As adults age, a certain amount of normal hearing loss is expected.
Suffering from hearing loss caused by conditions at work is a different issue altogether. Millions of employees suffer from work-related hearing loss every year. Occupational hearing loss occurs when exposure to high levels of noise or certain substances harm a person’s sense of hearing. Risk for hearing loss on the job may happen when an employee is exposed to noise of at least 90 decibels.
Occupational Hearing Loss Symptoms
If someone answers “yes” to three or more of the questions below, then they are likely to have incurred some degree of hearing loss.
- Need to turn up the volume on the TV?
- Ask others to repeat what they said?
- Hard to understand people in loud settings?
- Need to sit up close at meetings?
- Trouble discerning where sounds are coming from?
- Difficult to hear someone talking to you in the next room?
- Has anyone told said you are having a hard time hearing what they say?
- Ringing in your ears?
Occupational Hearing Loss Causes
Broward County employees who suffer from high exposure to loud noises may develop sensorineural hearing loss (SNHL). When tiny hair cells and nerve endings detect sound in the ear, then they become injured, diseased, do not work correctly, or die. This type of hearing loss within the workplace is typically unable to be reversed. Hearing loss may also develop from pressure differences between the inside and outside of the eardrum, as well as trauma caused by explosions, earphones, music concerts, and gunfire.
Certain occupations are at greater risk than others. According to the National Institute for Occupational Safety and Health (NIOSH), over 30 million employees are exposed to hazardous noise on the job, and nine million are at risk for hearing loss caused by dangerous solvents and metals.
High Risk Jobs for Hearing Loss
Industry related studies that measure hearing loss and disability claims report it to be one of the most common industrial-related diseases in our nation. Occupational hearing loss is also the second most self-reported occupational illness or injury. The list below ranks the jobs at highest risk for hearing loss.
- Plumbers -48% report hearing loss
- Carpenters – 44% report hearing loss
- Metal Workers – 49% report severe hearing impairment by age 50
Others at high risk of developing hearing loss at work include those in the following industries:
- Utility Worker
Employees who suffer from work-related hearing loss are eligible for workers’ compensation benefits! It is important to talk with an experienced South Florida workers’ compensation attorney. We can help you prepare your paperwork to get the results you are looking for.

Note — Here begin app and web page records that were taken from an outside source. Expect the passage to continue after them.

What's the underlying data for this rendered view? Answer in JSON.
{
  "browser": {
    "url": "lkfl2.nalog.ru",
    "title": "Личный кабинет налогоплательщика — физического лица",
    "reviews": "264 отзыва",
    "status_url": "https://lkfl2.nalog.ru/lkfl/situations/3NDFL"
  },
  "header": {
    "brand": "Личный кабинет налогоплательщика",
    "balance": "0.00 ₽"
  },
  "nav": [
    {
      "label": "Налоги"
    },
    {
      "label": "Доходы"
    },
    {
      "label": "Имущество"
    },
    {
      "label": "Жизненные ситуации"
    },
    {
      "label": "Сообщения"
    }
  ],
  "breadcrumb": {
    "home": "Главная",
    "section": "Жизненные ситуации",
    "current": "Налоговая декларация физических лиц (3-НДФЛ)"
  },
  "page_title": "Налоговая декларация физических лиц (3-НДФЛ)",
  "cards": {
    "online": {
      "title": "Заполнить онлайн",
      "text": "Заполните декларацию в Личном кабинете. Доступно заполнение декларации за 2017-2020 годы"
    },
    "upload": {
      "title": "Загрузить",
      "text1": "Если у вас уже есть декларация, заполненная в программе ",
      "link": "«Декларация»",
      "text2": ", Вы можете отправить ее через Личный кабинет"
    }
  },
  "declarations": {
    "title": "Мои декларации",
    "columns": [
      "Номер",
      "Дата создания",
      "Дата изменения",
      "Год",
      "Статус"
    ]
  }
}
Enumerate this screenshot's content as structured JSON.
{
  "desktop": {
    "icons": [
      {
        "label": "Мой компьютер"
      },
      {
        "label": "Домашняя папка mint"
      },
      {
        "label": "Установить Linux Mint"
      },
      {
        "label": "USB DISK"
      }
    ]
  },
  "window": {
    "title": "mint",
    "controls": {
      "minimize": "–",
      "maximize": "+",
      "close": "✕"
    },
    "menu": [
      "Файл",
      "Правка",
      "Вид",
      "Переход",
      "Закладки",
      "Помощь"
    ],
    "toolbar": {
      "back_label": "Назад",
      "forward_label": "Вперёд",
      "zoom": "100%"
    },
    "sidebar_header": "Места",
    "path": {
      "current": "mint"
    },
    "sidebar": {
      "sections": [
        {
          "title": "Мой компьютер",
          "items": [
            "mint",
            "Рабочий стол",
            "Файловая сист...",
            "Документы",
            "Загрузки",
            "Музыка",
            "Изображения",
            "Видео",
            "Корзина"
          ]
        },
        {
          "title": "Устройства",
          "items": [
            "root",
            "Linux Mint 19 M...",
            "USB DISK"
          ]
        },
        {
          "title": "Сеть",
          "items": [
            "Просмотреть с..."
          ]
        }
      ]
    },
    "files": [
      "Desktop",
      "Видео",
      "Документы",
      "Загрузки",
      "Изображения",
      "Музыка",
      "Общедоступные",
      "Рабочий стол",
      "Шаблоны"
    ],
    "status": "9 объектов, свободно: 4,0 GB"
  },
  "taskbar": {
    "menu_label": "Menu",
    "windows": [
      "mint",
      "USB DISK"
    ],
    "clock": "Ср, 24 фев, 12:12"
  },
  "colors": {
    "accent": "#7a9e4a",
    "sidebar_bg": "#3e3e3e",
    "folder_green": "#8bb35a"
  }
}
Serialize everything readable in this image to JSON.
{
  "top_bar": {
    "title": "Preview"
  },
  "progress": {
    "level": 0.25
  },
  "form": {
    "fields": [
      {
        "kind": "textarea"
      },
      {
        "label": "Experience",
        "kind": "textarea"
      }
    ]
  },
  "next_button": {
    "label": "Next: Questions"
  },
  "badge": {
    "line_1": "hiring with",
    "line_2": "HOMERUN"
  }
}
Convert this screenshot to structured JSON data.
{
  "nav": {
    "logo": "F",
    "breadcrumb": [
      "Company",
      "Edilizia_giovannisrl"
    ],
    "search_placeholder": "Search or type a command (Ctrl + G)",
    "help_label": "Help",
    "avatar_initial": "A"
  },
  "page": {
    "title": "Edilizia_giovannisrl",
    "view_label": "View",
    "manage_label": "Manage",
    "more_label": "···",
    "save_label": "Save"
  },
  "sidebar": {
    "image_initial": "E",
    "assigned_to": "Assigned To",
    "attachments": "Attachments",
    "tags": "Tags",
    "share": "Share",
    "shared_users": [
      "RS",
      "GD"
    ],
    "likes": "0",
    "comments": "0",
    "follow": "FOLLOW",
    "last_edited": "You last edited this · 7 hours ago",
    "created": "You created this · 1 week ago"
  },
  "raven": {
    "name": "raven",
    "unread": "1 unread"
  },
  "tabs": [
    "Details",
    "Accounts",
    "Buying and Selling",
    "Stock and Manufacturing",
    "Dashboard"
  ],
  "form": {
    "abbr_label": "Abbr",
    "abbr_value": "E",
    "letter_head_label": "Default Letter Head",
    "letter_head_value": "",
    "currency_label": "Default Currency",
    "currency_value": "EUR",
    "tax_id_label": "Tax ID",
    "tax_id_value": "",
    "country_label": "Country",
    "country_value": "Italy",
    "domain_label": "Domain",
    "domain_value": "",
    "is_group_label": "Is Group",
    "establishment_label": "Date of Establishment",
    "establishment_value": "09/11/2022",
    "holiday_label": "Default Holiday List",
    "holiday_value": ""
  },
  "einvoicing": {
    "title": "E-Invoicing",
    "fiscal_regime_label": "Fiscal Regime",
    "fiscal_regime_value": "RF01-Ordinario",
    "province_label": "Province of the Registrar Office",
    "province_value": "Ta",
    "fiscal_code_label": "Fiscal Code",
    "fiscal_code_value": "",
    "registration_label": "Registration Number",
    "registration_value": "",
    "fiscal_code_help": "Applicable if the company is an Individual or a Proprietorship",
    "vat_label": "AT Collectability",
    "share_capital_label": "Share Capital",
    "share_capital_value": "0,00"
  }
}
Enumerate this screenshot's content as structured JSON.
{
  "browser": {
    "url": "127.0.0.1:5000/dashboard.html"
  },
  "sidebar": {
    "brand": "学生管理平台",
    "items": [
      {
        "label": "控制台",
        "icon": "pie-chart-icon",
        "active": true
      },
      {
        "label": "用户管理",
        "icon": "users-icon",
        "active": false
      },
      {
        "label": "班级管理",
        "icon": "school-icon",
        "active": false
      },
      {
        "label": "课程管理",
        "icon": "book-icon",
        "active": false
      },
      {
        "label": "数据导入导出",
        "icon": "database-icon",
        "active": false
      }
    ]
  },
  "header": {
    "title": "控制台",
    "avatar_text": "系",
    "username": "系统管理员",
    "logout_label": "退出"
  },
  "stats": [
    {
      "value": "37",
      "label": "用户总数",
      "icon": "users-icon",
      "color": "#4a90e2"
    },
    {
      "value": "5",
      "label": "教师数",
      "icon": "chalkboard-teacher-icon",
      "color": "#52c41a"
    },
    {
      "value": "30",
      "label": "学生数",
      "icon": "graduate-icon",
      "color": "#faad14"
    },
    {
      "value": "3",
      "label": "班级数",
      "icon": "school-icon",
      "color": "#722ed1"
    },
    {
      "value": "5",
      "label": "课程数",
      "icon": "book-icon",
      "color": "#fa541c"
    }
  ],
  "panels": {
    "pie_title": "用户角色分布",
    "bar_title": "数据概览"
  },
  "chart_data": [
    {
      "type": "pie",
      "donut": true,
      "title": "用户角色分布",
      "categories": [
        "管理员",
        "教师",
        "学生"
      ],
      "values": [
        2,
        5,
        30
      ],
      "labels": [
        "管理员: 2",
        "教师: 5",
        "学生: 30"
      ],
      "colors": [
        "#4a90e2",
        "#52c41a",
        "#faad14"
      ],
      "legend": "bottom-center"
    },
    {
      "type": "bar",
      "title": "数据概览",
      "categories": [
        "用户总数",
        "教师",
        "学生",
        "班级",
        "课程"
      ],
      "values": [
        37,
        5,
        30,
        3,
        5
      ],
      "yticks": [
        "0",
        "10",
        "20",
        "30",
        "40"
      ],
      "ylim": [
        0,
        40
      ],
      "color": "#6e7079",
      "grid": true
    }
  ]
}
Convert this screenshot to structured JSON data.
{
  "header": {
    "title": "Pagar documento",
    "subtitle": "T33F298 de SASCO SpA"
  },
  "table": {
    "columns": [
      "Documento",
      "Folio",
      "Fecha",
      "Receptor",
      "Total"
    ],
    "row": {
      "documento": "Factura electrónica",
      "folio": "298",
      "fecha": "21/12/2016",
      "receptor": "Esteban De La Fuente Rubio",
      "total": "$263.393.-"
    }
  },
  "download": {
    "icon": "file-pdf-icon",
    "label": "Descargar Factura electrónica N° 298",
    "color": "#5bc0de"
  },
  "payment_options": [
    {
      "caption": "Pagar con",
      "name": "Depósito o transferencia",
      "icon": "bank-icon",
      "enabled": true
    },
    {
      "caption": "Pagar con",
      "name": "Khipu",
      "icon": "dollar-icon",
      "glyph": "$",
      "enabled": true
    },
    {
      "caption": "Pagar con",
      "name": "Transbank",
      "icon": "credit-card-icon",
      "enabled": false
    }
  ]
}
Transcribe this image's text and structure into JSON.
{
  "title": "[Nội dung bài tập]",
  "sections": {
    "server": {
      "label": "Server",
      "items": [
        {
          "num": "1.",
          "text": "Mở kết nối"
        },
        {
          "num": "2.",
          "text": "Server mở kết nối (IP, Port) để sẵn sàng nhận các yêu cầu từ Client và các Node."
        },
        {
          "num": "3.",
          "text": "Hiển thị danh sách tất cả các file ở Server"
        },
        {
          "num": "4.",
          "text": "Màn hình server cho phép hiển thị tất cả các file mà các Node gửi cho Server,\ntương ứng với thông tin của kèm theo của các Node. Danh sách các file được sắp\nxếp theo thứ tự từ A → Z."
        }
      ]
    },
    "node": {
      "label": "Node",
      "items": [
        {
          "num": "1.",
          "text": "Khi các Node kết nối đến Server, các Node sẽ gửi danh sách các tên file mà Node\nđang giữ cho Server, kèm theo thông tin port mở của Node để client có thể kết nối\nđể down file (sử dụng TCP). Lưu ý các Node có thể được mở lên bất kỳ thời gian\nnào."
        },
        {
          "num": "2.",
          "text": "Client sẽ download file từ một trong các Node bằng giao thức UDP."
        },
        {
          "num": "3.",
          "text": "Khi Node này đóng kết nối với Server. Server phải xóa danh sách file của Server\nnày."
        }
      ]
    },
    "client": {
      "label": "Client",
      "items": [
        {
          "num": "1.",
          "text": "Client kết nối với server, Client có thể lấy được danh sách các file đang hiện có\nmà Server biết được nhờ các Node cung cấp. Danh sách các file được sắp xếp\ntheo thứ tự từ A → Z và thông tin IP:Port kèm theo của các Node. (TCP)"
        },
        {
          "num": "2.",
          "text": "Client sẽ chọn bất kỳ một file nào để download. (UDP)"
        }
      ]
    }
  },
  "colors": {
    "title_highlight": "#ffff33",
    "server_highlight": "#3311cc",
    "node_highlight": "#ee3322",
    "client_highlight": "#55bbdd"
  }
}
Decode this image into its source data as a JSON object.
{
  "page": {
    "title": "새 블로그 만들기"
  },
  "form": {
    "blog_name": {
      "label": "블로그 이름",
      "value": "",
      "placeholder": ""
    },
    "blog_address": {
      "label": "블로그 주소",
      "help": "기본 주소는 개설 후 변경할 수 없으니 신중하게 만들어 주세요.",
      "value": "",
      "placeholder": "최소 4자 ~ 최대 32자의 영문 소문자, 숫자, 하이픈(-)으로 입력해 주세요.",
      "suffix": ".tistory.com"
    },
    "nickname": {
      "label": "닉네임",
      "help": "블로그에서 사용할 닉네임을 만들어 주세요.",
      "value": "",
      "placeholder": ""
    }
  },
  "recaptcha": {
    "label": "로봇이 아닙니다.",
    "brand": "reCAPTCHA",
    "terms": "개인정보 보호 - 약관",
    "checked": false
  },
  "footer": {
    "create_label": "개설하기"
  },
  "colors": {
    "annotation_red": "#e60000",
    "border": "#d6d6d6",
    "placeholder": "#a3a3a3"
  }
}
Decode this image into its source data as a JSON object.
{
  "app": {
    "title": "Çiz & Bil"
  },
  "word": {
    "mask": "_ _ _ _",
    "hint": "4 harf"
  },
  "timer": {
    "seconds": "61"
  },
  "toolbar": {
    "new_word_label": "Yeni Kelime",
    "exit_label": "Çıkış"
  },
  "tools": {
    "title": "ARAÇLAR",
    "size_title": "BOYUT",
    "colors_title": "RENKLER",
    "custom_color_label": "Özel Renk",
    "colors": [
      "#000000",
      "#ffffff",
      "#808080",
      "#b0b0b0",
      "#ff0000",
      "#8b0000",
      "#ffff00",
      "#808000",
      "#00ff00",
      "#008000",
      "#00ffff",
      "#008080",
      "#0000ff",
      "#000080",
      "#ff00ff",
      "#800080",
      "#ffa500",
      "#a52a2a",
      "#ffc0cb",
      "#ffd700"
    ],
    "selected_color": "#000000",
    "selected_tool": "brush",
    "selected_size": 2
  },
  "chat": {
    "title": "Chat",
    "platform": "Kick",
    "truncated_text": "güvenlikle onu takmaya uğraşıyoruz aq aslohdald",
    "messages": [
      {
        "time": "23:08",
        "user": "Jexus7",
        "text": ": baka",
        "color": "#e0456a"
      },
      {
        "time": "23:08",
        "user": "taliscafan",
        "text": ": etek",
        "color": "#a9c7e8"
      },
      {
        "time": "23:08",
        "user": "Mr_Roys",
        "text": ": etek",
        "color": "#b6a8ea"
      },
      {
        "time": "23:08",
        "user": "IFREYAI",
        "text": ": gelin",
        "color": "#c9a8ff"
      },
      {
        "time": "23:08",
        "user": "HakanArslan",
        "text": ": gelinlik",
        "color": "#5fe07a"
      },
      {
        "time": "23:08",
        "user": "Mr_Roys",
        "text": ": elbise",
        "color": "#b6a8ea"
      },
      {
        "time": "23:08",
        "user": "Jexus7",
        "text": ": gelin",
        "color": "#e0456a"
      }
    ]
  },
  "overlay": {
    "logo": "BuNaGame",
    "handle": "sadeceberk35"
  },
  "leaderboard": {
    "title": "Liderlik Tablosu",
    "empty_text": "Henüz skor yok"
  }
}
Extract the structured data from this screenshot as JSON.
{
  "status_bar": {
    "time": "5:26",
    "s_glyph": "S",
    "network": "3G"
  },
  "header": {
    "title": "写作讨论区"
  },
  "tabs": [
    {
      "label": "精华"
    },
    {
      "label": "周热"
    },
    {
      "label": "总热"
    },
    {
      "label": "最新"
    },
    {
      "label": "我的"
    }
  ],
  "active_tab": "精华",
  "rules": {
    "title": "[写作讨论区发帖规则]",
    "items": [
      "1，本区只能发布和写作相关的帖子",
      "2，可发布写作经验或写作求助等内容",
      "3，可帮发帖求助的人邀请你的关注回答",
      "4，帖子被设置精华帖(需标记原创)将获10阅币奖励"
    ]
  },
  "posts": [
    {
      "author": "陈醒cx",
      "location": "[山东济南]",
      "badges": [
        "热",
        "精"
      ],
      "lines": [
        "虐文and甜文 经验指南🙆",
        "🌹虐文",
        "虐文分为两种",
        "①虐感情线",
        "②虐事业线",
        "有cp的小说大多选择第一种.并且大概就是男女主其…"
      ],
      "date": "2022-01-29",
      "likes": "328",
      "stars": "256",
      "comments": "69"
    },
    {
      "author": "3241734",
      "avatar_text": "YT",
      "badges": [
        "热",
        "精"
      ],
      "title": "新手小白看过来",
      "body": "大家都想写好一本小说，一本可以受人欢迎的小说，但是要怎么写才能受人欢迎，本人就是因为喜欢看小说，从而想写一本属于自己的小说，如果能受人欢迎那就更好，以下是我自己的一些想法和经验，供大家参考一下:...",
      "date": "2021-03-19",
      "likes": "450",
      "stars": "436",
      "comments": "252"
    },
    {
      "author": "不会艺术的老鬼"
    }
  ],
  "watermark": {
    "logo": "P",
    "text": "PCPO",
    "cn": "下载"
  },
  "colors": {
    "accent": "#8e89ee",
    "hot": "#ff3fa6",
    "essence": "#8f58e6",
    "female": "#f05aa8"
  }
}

If you need assistance to file a workers’ compensation hearing loss claim, the Law Office of David Benenfeld is here to help. For or a free legal consultation and book call today: [number type=”2″] or [number type=”1″].